Fairy tales, myths and legends are stories that endure, being told over and over again through countless generations and even across many centuries. Some of the details may shift or be glossed over depending on what audience they’re being told to at that moment, but the themes and the characters are timeless.
Maybe that’s what keeps bringing us back to them, again and again, digging around in the old stories to find different truth, a different hero or even a different villain. Maybe it’s easier to create that new twist, by building it from a new perspective on an existing story framework that’s been proven over time.
In The Curse of Sleeping Beauty, several twists are added to the old Grimm fairy tale “Sleeping Beauty”, which include demons, djinn, golems, and shifting the curse from the sleeping princess to the males of the bloodline that family legend says are acting as guardians. Thomas is a troubled young man who’s been having dreams about the fairy tale for several years, and the dreams always end in an attack from some kind of monster he can’t identify and a fit of sleep paralysis.
He believes that the dreams signify something more than the obvious, but psychologists continue to tell him that he’s still being affected by the sudden death of his fiancé, and the dreams are a way of keeping himself locked in by his grief and refusing to move on and begin his life again. Needless to say, he’s not convinced.
Things start to get interesting for Thomas when he is informed that an uncle he never really knew has committed suicide and he’s inherited the family estate. He learns about the family curse and his literal connection to the old house while trying to get appraisals and repairs done to it so he can just sell it. At first, he wants nothing to do with the house, until he discovers that he can’t live without it, literally. While living in the house, he begins experiencing deeper and more lush dreams with the princess, and more vivid encounters with creatures trying to kill him before he wakes up. Briar Rose, who is now awake in his dreams, asks for his help to kill the demonic forces in the house keeping her prisoner and to set her free.
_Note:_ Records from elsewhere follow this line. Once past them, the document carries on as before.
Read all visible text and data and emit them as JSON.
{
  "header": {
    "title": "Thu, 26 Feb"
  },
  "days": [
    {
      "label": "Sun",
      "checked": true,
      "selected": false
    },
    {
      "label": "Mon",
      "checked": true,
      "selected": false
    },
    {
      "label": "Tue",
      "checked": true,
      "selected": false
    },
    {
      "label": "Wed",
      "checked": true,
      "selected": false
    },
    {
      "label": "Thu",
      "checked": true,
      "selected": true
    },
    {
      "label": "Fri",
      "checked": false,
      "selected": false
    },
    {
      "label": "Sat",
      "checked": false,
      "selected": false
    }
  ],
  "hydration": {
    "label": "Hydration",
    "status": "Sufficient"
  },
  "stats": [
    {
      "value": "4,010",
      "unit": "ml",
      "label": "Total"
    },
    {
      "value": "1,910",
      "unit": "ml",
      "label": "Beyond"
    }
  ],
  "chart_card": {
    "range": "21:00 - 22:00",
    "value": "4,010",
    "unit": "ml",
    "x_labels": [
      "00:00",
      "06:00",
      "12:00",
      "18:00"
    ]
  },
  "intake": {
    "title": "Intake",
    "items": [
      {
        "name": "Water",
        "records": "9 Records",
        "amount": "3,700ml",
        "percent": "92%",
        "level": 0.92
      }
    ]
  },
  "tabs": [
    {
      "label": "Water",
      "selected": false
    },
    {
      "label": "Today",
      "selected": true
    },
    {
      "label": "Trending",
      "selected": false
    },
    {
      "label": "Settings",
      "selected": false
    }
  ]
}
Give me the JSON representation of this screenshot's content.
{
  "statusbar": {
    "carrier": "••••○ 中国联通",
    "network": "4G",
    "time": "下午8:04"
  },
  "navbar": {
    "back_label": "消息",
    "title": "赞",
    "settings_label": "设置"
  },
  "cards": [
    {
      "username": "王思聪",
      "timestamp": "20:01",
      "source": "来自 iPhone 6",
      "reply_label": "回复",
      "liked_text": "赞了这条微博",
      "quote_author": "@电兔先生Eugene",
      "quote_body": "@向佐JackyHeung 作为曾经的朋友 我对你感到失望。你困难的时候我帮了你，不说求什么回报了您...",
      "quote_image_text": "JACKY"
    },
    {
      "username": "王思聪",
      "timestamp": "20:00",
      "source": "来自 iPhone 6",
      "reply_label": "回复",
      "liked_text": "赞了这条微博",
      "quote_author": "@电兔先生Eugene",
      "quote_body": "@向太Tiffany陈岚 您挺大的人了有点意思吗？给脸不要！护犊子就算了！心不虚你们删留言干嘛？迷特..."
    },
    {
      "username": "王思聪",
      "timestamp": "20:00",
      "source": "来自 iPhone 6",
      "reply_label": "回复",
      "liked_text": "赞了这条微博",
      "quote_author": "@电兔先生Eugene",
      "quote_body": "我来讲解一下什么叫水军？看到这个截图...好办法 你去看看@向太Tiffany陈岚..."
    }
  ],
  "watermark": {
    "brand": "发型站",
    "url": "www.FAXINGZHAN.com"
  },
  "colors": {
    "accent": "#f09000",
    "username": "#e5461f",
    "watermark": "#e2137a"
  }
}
During his investigation into his family history, Thomas learns that over the years many people have disappeared on the property, and previous family members had been under suspicion of being murderers, but nothing ever had been found to directly implicate anyone. He also comes across Linda, a young woman on a search of her own, and Richard, a paranormal investigator, and they begin to fill in some of the blanks about the house’s history for him. All of the information they’ve gathered convinces Thomas that the only way to break the curse and free himself and his family is to find Briar Rose and wake her up with a kiss… but finding her will be a dangerous journey for them all.
This is where parts of the story have problems with pacing. Some of the information is spun out too quickly while some of the action and character interactions happen too slowly. The beginning of the film is almost too slow in some parts, but when it jumps back and forth between different locations in the “real world”, it seems jarring. The transitions between the real world and Thomas’ dream world don’t suffer from that problem, and the design of both the dream world and the monster-laden underworld Thomas must travel through to reach Briar Rose are delightful.
It’s very easy to see how in this fast-paced modern time of ours, many people might stop watching the film because of it’s slow pacing early on, and miss out on the shift when building towards the climax and conclusion. Maybe a few too many things were left behind because of budget reasons, it’s not easy to say, but the twists added to the original fairy tale to form the core of this movie were appealing to me, especially since the original versions of the fairy tales were intended to scare children into being obedient and silent and mindful of their elders without question, not to entertain them.
If you can hang in there beyond the too-slow pacing of the first half of the movie, there are some wonderful visuals and story twists to be appreciated waiting for you.
The Curse of Sleeping Beauty is an entirely new, dark vision of the classic Brothers Grimm adventure. Thomas Kaiser (Ethan Peck) inherits an ancestral mansion that has been in his family for generations — only to learn that he has also inherited an ancient curse stemming back to the Crusades. Forced into his new role as “protector” — the guardian appointed to keep the evil demons in the house at bay — Thomas must unravel the mystery of the house, while struggling to awaken the beautiful Briar Rose (India Eisley), held captive in a terrifying netherworld seen previously in his dreams.
CAST: Ethan Peck, Natalie Hall, India Eisley, Bruce Davison
WRITERS: Pearry Teo and Josh Nadler
DIRECTOR: Pearry Teo
The Curse of Sleeping Beauty
It’s very easy to see how in this fast-paced modern time of ours, many people might stop watching the film because of it’s slow pacing early on, and miss out on the shift when building towards the climax and conclusion. Maybe a few too many things were left behind because of budget reasons, it’s not easy to say, but the twists added to the original fairy tale to form the core of this movie were appealing to me. If you can hang in there beyond the too-slow pacing of the first half of the movie, there are some wonderful visuals and story twists to be appreciated waiting for you.